Let’s offer another way of thinking, another side, and let students decide from there.
Q: What would you say to those who say you won’t change someone’s mind?
A: If you go into any kind of issue with a defeatist mindset, you’re probably going to be defeated. I’m a realistic optimist. I think some people have just intrigued values. But for the ones who are able to be moved, the ones who are able to be persuaded, I speak to them. I’m a pretty active alum at East Carolina. I try to be active at GW as I can. I do speak to student organizations and offer another perspective to frankly have someone say, “I look like you! I probably was raised like you. Where do we differ on this issue? Where are we the same on this issue?” The act of sitting and listening paves so much more road, being able to offer a perspective makes so much more headway.
Q: Have you faced setbacks along the way such as losing friends?
A: Sure. I’ve lost friends in this journey. You can say it’s the maturation of life. But also, specifically with the BDS resolution at GW, I lost a very close friend—apparently, not as close of a friend as I thought.
So, yes, there are setbacks. The spring after that, the GW senate surreptitiously passed a BDS resolution, but the university—because the year prior, because of the fight and the concerted effort that we laid the groundwork for—immediately came out with a statement rejecting it. It was literally nullified right away. Much ado about nothing, and nothing was made of it. So, yeah, you’re going to have setbacks, but that can’t stop you from fighting. You got to fight.
Q: Anything you wish to add for our readers?
A: I’m fortunate to have the opportunity to speak on these issues.

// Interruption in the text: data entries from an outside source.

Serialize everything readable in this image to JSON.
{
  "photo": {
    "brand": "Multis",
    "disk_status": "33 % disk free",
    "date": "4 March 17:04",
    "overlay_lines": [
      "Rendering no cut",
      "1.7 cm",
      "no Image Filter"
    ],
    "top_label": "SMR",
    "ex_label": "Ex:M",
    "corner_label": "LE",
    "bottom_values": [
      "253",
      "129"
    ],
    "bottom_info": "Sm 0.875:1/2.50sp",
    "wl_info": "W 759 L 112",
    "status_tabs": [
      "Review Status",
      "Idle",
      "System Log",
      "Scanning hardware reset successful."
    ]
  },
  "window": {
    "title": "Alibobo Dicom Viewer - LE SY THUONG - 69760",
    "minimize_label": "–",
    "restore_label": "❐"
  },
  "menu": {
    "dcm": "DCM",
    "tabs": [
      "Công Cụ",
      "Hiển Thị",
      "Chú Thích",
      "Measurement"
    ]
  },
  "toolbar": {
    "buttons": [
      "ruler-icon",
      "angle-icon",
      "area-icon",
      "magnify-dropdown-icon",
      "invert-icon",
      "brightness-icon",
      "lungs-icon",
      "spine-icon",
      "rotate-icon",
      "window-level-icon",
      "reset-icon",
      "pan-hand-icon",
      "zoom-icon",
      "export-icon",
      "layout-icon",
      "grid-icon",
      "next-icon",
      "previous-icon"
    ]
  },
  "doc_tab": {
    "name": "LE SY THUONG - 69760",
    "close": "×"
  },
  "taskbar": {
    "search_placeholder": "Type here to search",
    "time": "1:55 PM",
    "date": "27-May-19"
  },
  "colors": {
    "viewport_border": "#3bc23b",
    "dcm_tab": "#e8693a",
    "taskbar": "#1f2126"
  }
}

I’m very blessed to have had the life that I’ve lived, and I’m grateful for the confidence to be able to speak about it.
(Disclaimer: The author of this article is a GW alum and reported on the 2017 student government debate on the BDS resolution.)